Gotcha! The camera is turned on tabloid editors

Hugh Grant says Richard Peppiatt's 'One Rogue Reporter' documentary will highlight issues raised by Leveson
Fall of the Berlin Wall: It was thanks to Mikhail Gorbachev that this symbol of division fell

Fall of the Berlin Wall

It was thanks to Gorbachev that this symbol of division fell
Halloween 2014: What makes Ouija boards, demon dolls, and evil clowns so frightening?

What makes ouija boards and demon dolls scary?

Ouija boards, demon dolls, evil children and clowns are all classic tropes of horror, and this year’s Halloween releases feature them all. What makes them so frightening, decade after decade?
A safari in modern Britain: Rose Rouse reveals how her four-year tour of Harlesden taught her as much about the UK as it did about NW10

Rose Rouse's safari in modern Britain

Rouse decided to walk and talk with as many different people as possible in her neighbourhood of Harlesden and her experiences have been published in a new book
Welcome to my world of no smell and odd tastes: How a bike accident left one woman living with unwanted food mash-ups

'My world of no smell and odd tastes'

A head injury from a bicycle accident had the surprising effect of robbing Nell Frizzell of two of her senses

Matt Parker is proud of his square roots

The "stand-up mathematician" is using comedy nights to preach maths to big audiences
Paul Scholes column: Beating Manchester City is vital part of life at Manchester United. This is first major test for Luke Shaw, Angel Di Maria and Radamel Falcao – it’s not a game to lose

Paul Scholes column

Beating City is vital part of life at United. This is first major test for Shaw, Di Maria and Falcao – it’s not a game to lose
Frank Warren: Call me an old git, but I just can't see that there's a place for women’s boxing

Frank Warren column

Call me an old git, but I just can't see that there's a place for women’s boxing
Adrian Heath interview: Former Everton striker prepares his Orlando City side for the MLS - and having Kaka in the dressing room

Adrian Heath's American dream...

Former Everton striker prepares his Orlando City side for the MLS - and having Kaka in the dressing room
Simon Hart: Manchester City will rise again but they need to change their attitude

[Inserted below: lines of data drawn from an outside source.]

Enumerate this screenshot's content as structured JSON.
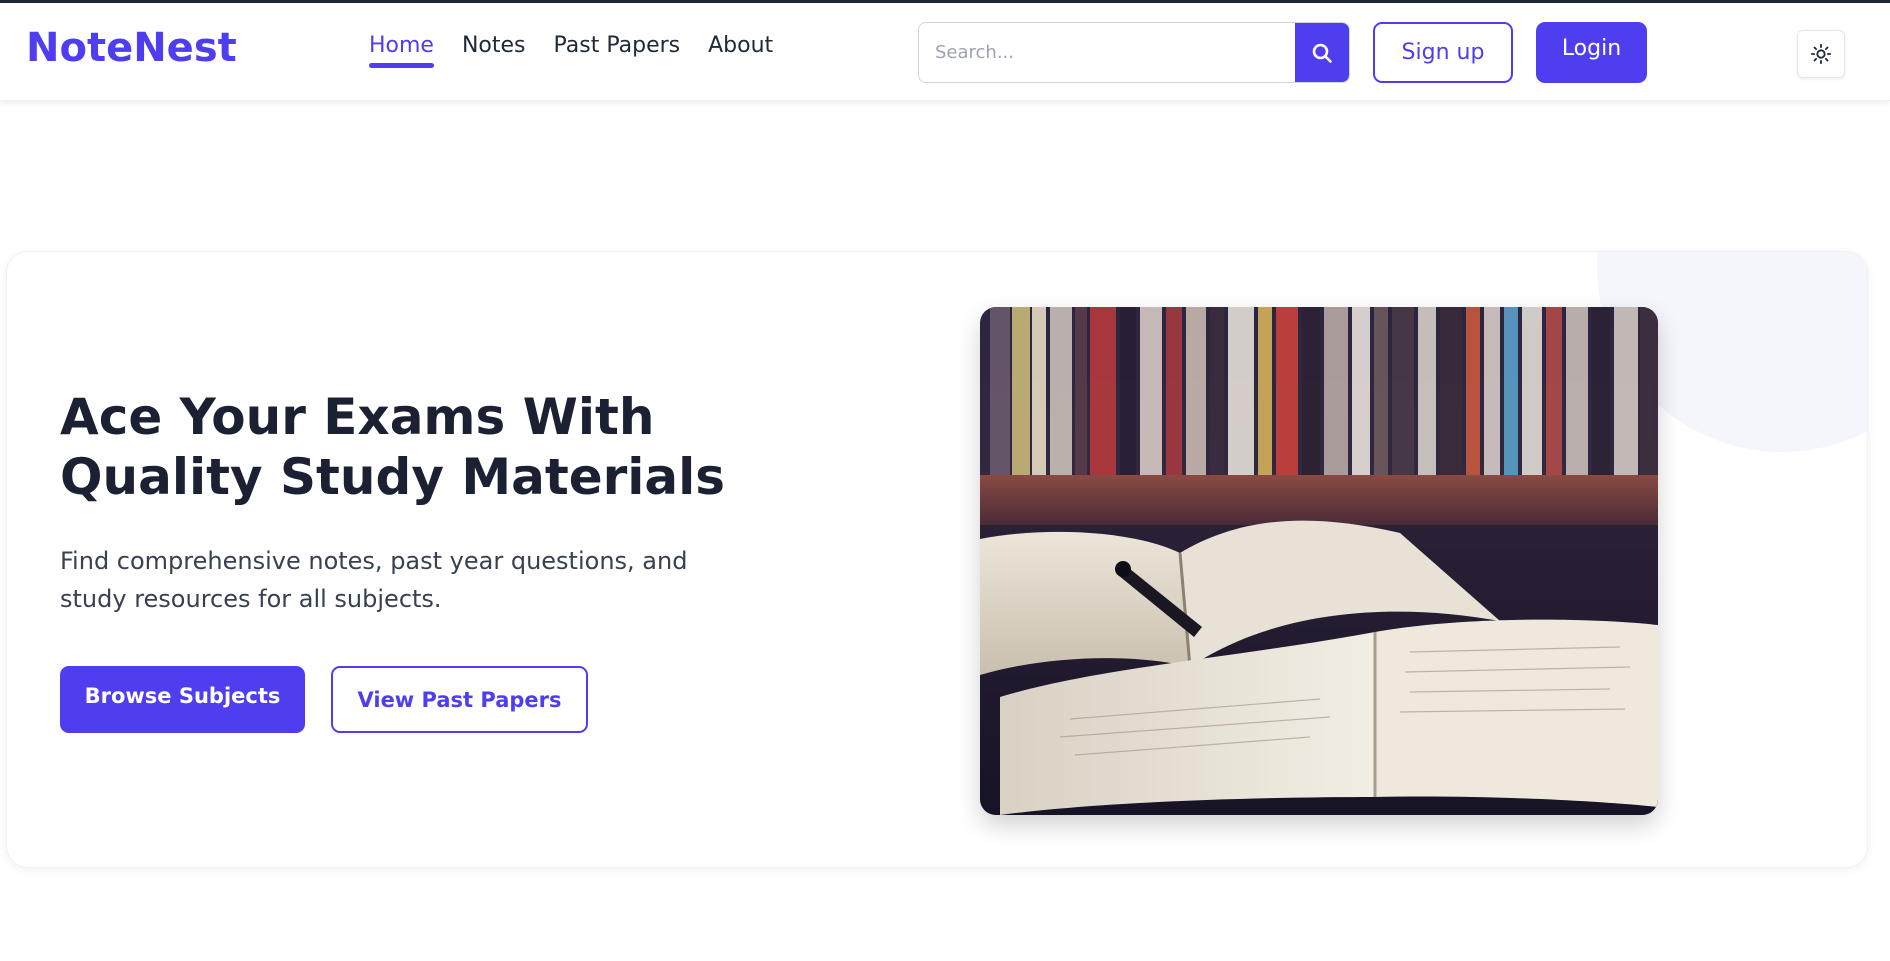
{
  "brand": {
    "name": "NoteNest"
  },
  "nav": {
    "links": [
      {
        "label": "Home",
        "active": true
      },
      {
        "label": "Notes",
        "active": false
      },
      {
        "label": "Past Papers",
        "active": false
      },
      {
        "label": "About",
        "active": false
      }
    ]
  },
  "search": {
    "placeholder": "Search...",
    "value": "",
    "icon": "search-icon"
  },
  "auth": {
    "signup_label": "Sign up",
    "login_label": "Login"
  },
  "theme_toggle": {
    "icon": "sun-icon"
  },
  "hero": {
    "title": "Ace Your Exams With Quality Study Materials",
    "subtitle": "Find comprehensive notes, past year questions, and study resources for all subjects.",
    "primary_label": "Browse Subjects",
    "secondary_label": "View Past Papers"
  },
  "colors": {
    "accent": "#4f3df0",
    "text_dark": "#1b2132",
    "text_body": "#374151"
  }
}
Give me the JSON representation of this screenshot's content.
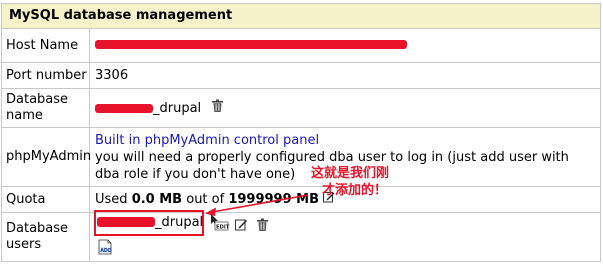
{
  "header": {
    "title": "MySQL database management"
  },
  "rows": {
    "host": {
      "label": "Host Name"
    },
    "port": {
      "label": "Port number",
      "value": "3306"
    },
    "dbname": {
      "label_line1": "Database",
      "label_line2": "name",
      "value_suffix": "_drupal"
    },
    "phpmyadmin": {
      "label": "phpMyAdmin",
      "link": "Built in phpMyAdmin control panel",
      "note_line1": "you will need a properly configured dba user to log in (just add user with",
      "note_line2": "dba role if you don't have one)"
    },
    "quota": {
      "label": "Quota",
      "used_prefix": "Used",
      "used_value": "0.0 MB",
      "out_of": "out of",
      "limit": "1999999 MB"
    },
    "dbusers": {
      "label_line1": "Database",
      "label_line2": "users",
      "value_suffix": "_drupal"
    }
  },
  "annotation": {
    "line1": "这就是我们刚",
    "line2": "才添加的！"
  },
  "colors": {
    "header_bg": "#f5f1c8",
    "border": "#c8c8c8",
    "link": "#1a1ab8",
    "annotation": "#e8132a"
  },
  "icons": [
    "trash-icon",
    "edit-icon",
    "edit-pencil-icon",
    "add-icon"
  ]
}
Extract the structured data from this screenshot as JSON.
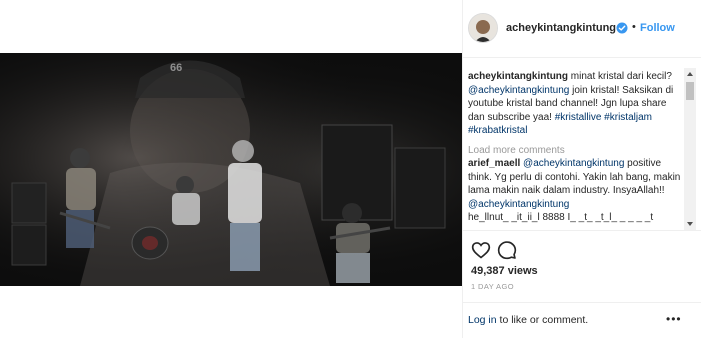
{
  "header": {
    "username": "acheykintangkintung",
    "dot": "•",
    "follow_label": "Follow"
  },
  "caption": {
    "user": "acheykintangkintung",
    "text_a": " minat kristal dari kecil? ",
    "mention": "@acheykintangkintung",
    "text_b": " join kristal! Saksikan di youtube kristal band channel! Jgn lupa share dan subscribe yaa! ",
    "hashtags": "#kristallive #kristaljam #krabatkristal"
  },
  "load_more_label": "Load more comments",
  "comment": {
    "user": "arief_maell",
    "mention": "@acheykintangkintung",
    "text": " positive think. Yg perlu di contohi. Yakin lah bang, makin lama makin naik dalam industry. InsyaAllah!!",
    "mention2": "@acheykintangkintung"
  },
  "partial_comment": "he_llnut_ _it_ii_l 8888 I_ _t_ _t_l_ _ _ _ _t",
  "stats": {
    "views": "49,387 views",
    "date": "1 DAY AGO"
  },
  "footer": {
    "login_link": "Log in",
    "login_text": " to like or comment.",
    "more_label": "•••"
  },
  "icons": {
    "verified": "verified-badge-icon",
    "heart": "heart-icon",
    "comment": "comment-icon",
    "more": "more-options-icon"
  },
  "colors": {
    "accent": "#3897f0",
    "link": "#003569",
    "muted": "#999999",
    "border": "#efefef",
    "video_bg": "#0d0d0d"
  }
}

Manchester City will rise again but they need to change their attitude

Manuel Pellegrini’s side are too good to fail and derby allows them to start again, says Simon Hart
Isis in Syria: A general reveals the lack of communication with the US - and his country's awkward relationship with their allies-by-default

A Syrian general speaks

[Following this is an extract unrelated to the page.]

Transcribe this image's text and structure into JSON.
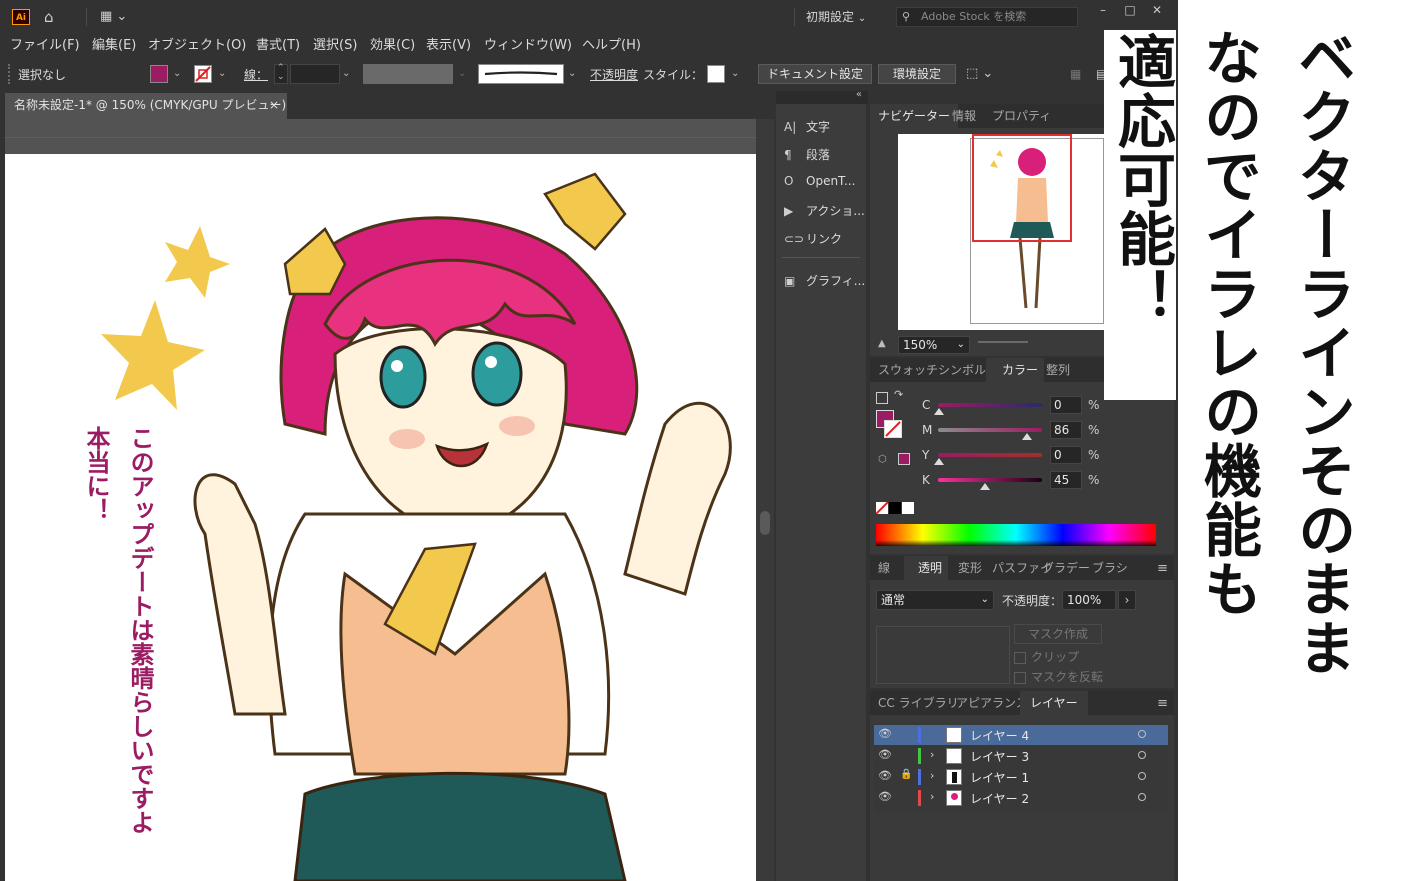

A senior officer of Bashar al-Assad’s regime talks to Robert Fisk about his army’s brutal struggle with Isis, in a dirty war whose challenges include widespread atrocities
‘A bit of a shock...’ Cambridge economist with Glasgow roots becomes Zambia’s acting President

‘A bit of a shock...’ Economist with Glasgow roots becomes Zambia’s acting President

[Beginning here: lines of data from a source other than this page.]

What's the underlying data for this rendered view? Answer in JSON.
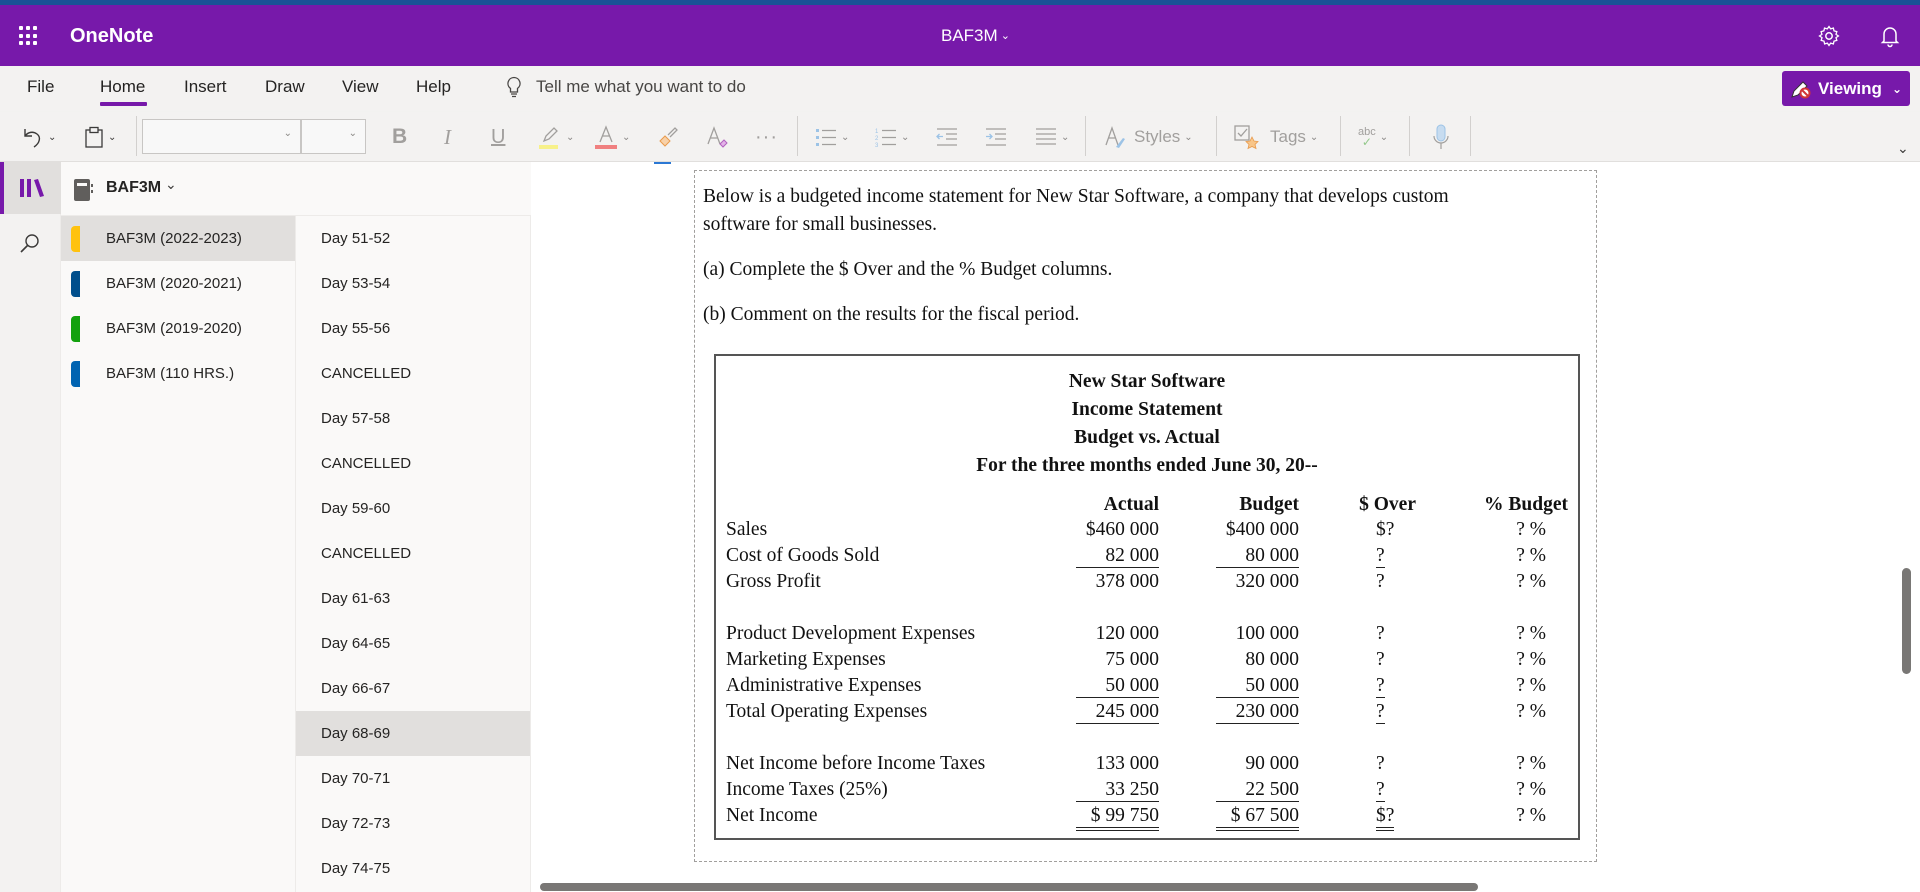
{
  "app": {
    "name": "OneNote",
    "notebook_title": "BAF3M",
    "settings_icon": "gear-icon",
    "notifications_icon": "bell-icon"
  },
  "menu": {
    "items": [
      "File",
      "Home",
      "Insert",
      "Draw",
      "View",
      "Help"
    ],
    "active": "Home",
    "tell_me_placeholder": "Tell me what you want to do",
    "viewing_label": "Viewing"
  },
  "toolbar": {
    "font_name": "",
    "font_size": "",
    "bold": "B",
    "italic": "I",
    "underline": "U",
    "styles_label": "Styles",
    "tags_label": "Tags",
    "spell_label": "abc",
    "highlight_color": "#f7f18a",
    "font_color": "#f08080"
  },
  "sidebar": {
    "notebook": "BAF3M",
    "sections": [
      {
        "label": "BAF3M (2022-2023)",
        "color": "#ffc20e",
        "selected": true
      },
      {
        "label": "BAF3M (2020-2021)",
        "color": "#004e8c",
        "selected": false
      },
      {
        "label": "BAF3M (2019-2020)",
        "color": "#13a10e",
        "selected": false
      },
      {
        "label": "BAF3M (110 HRS.)",
        "color": "#0063b1",
        "selected": false
      }
    ],
    "pages": [
      {
        "label": "Day 51-52",
        "selected": false
      },
      {
        "label": "Day 53-54",
        "selected": false
      },
      {
        "label": "Day 55-56",
        "selected": false
      },
      {
        "label": "CANCELLED",
        "selected": false
      },
      {
        "label": "Day 57-58",
        "selected": false
      },
      {
        "label": "CANCELLED",
        "selected": false
      },
      {
        "label": "Day 59-60",
        "selected": false
      },
      {
        "label": "CANCELLED",
        "selected": false
      },
      {
        "label": "Day 61-63",
        "selected": false
      },
      {
        "label": "Day 64-65",
        "selected": false
      },
      {
        "label": "Day 66-67",
        "selected": false
      },
      {
        "label": "Day 68-69",
        "selected": true
      },
      {
        "label": "Day 70-71",
        "selected": false
      },
      {
        "label": "Day 72-73",
        "selected": false
      },
      {
        "label": "Day 74-75",
        "selected": false
      }
    ]
  },
  "page": {
    "intro_line1": "Below is a budgeted income statement for New Star Software, a company that develops custom",
    "intro_line2": "software for small businesses.",
    "question_a": "(a) Complete the $ Over and the % Budget columns.",
    "question_b": "(b) Comment on the results for the fiscal period.",
    "statement": {
      "title1": "New Star Software",
      "title2": "Income Statement",
      "title3": "Budget vs. Actual",
      "title4": "For the three months ended June 30, 20--",
      "headers": [
        "Actual",
        "Budget",
        "$ Over",
        "% Budget"
      ],
      "rows": [
        {
          "label": "Sales",
          "actual": "$460 000",
          "budget": "$400 000",
          "over": "$?",
          "pct": "? %",
          "ul": ""
        },
        {
          "label": "Cost of Goods Sold",
          "actual": "82 000",
          "budget": "80 000",
          "over": "?",
          "pct": "? %",
          "ul": "single"
        },
        {
          "label": "Gross Profit",
          "actual": "378 000",
          "budget": "320 000",
          "over": "?",
          "pct": "? %",
          "ul": ""
        },
        {
          "label": "Product Development Expenses",
          "actual": "120 000",
          "budget": "100 000",
          "over": "?",
          "pct": "? %",
          "ul": ""
        },
        {
          "label": "Marketing Expenses",
          "actual": "75 000",
          "budget": "80 000",
          "over": "?",
          "pct": "? %",
          "ul": ""
        },
        {
          "label": "Administrative Expenses",
          "actual": "50 000",
          "budget": "50 000",
          "over": "?",
          "pct": "? %",
          "ul": "single"
        },
        {
          "label": "Total Operating Expenses",
          "actual": "245 000",
          "budget": "230 000",
          "over": "?",
          "pct": "? %",
          "ul": "single"
        },
        {
          "label": "Net Income before Income Taxes",
          "actual": "133 000",
          "budget": "90 000",
          "over": "?",
          "pct": "? %",
          "ul": ""
        },
        {
          "label": "Income Taxes (25%)",
          "actual": "33 250",
          "budget": "22 500",
          "over": "?",
          "pct": "? %",
          "ul": "single"
        },
        {
          "label": "Net Income",
          "actual": "$ 99 750",
          "budget": "$ 67 500",
          "over": "$?",
          "pct": "? %",
          "ul": "double"
        }
      ]
    }
  },
  "colors": {
    "brand": "#7719aa",
    "top_strip": "#1a5296"
  }
}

Guy Scott's predecessor, Michael Sata, died in a London hospital this week after a lengthy illness
Fall of the Berlin Wall: History catches up with Erich Honecker - the East German leader who praised the Iron Curtain and claimed it prevented a Third World War

Fall of the Berlin Wall

History catches up with Erich Honecker - the East German leader who praised the Iron Curtain and claimed it prevented a Third World War
How to turn your mobile phone into easy money

Turn your mobile phone into easy money

There are 90 million unused mobiles in the UK, which would be worth £7bn if we cashed them in, says David Crookes